But that felt decidedly different along the Way. There’s something different about how a walk like this is treated or thought about in the U.K. For one thing, it’s called a “walk”, not a “hike; the path itself is called a “way” and not a “trail”. It may seem like mincing words, but words matter.
(I recently heard a discussion on a podcast between two non-outdoorsy men: what’s the difference between a hike and a walk? It was determined that a hike makes you sweaty and miserable.)
The people walking the Way were varied — from kids all the way up to senior citizens. We met other first-timer long-walkers, like us. Lots of women, and tourists from around the world.
The journey was safe but not sanitized; strenuous but possible for someone like me (gym-phobic with obstreperous tendons) — especially since we were fortunate enough to be able to sleep in real beds at night, and have the bulk of our luggage transferred on ahead of us.
It was refreshing and surprising, to feel like I could belong in an experience like this. I felt new possibilities blooming.
What I loved most about walking the Way was the variation of landscape. The route took us through farmland, up and down mountains, across moors, through forests, along lochs.
One of the biggest challenges was, of course, the weather. It was changeable, often going from pouring rain to sun and then back again multiple times a day. Layers are a necessity.
I was lucky to have found what turned out to be the perfect accompaniment to the walk: The Wild Places, by Robert MacFarlane, which at times visits the very places we walked through.
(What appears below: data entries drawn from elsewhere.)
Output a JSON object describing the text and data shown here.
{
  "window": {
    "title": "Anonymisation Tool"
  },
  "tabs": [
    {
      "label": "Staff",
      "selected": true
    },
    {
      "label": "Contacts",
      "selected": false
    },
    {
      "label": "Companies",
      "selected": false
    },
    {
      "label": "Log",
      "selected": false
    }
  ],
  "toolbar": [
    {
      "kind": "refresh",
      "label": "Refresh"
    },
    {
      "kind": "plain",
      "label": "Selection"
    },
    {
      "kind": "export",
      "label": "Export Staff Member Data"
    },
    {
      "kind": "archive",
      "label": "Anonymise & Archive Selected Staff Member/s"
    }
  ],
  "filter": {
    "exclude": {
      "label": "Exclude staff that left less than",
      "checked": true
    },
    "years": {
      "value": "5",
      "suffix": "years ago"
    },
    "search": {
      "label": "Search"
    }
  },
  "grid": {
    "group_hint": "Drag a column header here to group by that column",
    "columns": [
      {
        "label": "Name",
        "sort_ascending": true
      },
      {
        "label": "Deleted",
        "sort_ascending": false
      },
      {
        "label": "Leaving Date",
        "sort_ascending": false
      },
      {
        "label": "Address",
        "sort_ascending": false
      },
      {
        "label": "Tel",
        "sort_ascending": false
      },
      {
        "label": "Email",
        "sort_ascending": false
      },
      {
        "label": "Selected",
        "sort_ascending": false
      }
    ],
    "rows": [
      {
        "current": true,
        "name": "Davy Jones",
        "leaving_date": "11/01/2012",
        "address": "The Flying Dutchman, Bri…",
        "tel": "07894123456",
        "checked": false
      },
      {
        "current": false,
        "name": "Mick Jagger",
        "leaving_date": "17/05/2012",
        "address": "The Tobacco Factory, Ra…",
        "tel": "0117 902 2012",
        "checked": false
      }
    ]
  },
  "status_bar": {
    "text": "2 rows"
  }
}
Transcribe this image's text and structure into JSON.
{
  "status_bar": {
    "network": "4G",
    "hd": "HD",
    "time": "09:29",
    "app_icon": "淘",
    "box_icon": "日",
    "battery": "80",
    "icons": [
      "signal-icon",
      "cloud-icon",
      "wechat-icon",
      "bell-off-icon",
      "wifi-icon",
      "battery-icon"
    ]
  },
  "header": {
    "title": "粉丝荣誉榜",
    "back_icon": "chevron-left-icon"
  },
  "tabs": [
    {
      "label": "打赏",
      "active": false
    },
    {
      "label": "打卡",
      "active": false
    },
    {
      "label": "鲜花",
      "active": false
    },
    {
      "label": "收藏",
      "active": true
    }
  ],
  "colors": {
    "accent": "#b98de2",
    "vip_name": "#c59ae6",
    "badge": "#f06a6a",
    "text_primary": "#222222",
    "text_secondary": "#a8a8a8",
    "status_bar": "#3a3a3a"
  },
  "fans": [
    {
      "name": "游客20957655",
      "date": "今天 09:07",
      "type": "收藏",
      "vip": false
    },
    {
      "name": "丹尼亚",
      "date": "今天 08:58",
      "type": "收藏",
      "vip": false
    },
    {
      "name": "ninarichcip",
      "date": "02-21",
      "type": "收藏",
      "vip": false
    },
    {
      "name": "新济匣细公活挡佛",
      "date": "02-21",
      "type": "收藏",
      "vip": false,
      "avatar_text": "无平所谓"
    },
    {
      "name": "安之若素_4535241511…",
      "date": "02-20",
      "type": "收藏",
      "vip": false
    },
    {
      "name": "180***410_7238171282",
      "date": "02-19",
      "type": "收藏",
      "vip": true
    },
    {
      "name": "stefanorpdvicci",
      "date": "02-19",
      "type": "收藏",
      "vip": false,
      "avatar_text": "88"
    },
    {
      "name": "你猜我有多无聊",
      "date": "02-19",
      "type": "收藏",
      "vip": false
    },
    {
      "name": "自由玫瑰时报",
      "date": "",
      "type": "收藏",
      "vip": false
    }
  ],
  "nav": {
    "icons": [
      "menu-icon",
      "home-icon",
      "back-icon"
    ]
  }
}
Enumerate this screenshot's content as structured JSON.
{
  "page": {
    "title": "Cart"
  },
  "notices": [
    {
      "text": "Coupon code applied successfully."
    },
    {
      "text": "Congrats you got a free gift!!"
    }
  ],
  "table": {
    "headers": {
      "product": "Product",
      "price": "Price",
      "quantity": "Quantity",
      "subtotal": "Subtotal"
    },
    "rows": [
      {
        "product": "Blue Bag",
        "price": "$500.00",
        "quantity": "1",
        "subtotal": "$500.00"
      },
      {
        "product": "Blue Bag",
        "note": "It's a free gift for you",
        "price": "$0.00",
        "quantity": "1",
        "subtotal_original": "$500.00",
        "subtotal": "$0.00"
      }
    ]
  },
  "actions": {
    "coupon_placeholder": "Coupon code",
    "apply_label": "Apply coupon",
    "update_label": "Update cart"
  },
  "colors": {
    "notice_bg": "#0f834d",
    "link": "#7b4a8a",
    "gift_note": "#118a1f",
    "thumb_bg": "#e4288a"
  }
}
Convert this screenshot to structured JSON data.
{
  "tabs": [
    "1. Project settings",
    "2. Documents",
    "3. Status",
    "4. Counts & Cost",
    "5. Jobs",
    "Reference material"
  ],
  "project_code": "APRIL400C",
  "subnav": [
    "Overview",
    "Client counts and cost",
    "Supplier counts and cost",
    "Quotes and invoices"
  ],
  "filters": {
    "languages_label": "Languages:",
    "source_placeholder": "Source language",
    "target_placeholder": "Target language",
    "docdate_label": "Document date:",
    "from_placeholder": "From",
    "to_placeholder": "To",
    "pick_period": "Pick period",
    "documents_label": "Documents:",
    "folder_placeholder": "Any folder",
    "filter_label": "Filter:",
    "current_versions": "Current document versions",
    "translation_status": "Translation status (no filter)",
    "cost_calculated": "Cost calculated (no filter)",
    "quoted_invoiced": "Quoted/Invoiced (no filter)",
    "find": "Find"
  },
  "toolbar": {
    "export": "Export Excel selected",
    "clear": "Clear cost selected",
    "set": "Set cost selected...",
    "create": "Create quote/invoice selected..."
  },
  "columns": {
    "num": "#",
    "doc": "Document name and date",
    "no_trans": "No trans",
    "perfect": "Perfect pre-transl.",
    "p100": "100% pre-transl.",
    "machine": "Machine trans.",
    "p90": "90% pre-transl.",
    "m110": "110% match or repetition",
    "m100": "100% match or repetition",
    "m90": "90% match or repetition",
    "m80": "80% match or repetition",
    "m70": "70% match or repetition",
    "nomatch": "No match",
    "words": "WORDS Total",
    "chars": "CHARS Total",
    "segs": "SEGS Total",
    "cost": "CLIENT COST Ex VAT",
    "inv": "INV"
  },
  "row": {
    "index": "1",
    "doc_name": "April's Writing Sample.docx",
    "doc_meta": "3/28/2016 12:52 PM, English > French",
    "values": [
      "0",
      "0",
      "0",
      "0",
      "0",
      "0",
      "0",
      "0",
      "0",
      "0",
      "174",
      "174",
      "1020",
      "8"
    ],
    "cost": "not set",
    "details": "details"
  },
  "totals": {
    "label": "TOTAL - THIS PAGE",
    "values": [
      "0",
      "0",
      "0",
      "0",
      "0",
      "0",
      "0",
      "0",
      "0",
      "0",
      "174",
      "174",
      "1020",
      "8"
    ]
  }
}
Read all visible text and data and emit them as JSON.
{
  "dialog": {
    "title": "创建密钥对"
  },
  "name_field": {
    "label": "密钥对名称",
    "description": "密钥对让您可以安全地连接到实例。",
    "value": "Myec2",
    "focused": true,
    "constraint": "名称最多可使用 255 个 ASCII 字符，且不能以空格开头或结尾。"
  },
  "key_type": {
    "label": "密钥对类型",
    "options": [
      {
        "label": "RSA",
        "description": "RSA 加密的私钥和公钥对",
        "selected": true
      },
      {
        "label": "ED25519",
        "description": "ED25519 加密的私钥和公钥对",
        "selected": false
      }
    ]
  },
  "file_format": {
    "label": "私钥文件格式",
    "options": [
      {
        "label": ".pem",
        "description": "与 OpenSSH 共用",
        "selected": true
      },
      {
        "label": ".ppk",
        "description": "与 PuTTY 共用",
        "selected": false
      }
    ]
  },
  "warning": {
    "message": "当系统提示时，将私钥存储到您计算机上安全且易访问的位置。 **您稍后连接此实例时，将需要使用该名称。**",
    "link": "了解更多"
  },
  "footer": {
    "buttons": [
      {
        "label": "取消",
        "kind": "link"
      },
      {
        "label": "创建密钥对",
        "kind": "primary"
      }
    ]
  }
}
Aside from having a book friend, here are a couple of other things I learned about having the best walk along the West Highland Way:
Make sure you test your rain gear before you go by walking in a downpour
Several of our allegedly waterproof things couldn’t stand up to the Scottish weather. The best thing I bought was this $15 rain jacket
Bring local guides to flora and fauna
I bemoaned my lack of a Scottish bird guide the entire walk
Break in your hiking shoes well
We broke in ours for about three months
Carry more socks, less water
The first day, I weighed myself down by carrying about 15 pounds of water in my backpack. Not necessary. The Way goes through towns at least a couple of times a day, so they’re ample opportunity to refill water bottles, in addition to the countless mountain streams. Dry socks, however, are a precious commodity
Bring walking sticks
We saw lots of people walking the way without them, but I was grateful for mine — they prevented multiple falls, and helped take pressure off my knees when they were complaining (http://amzn.to/2huV9sE)
Walking the Way was hard and beautiful. Going by foot is a unique and fascinating way to see a country. To find out more about the West Highland Way, and the many other long-distance foot paths through Scotland, go to VisitScotland.com.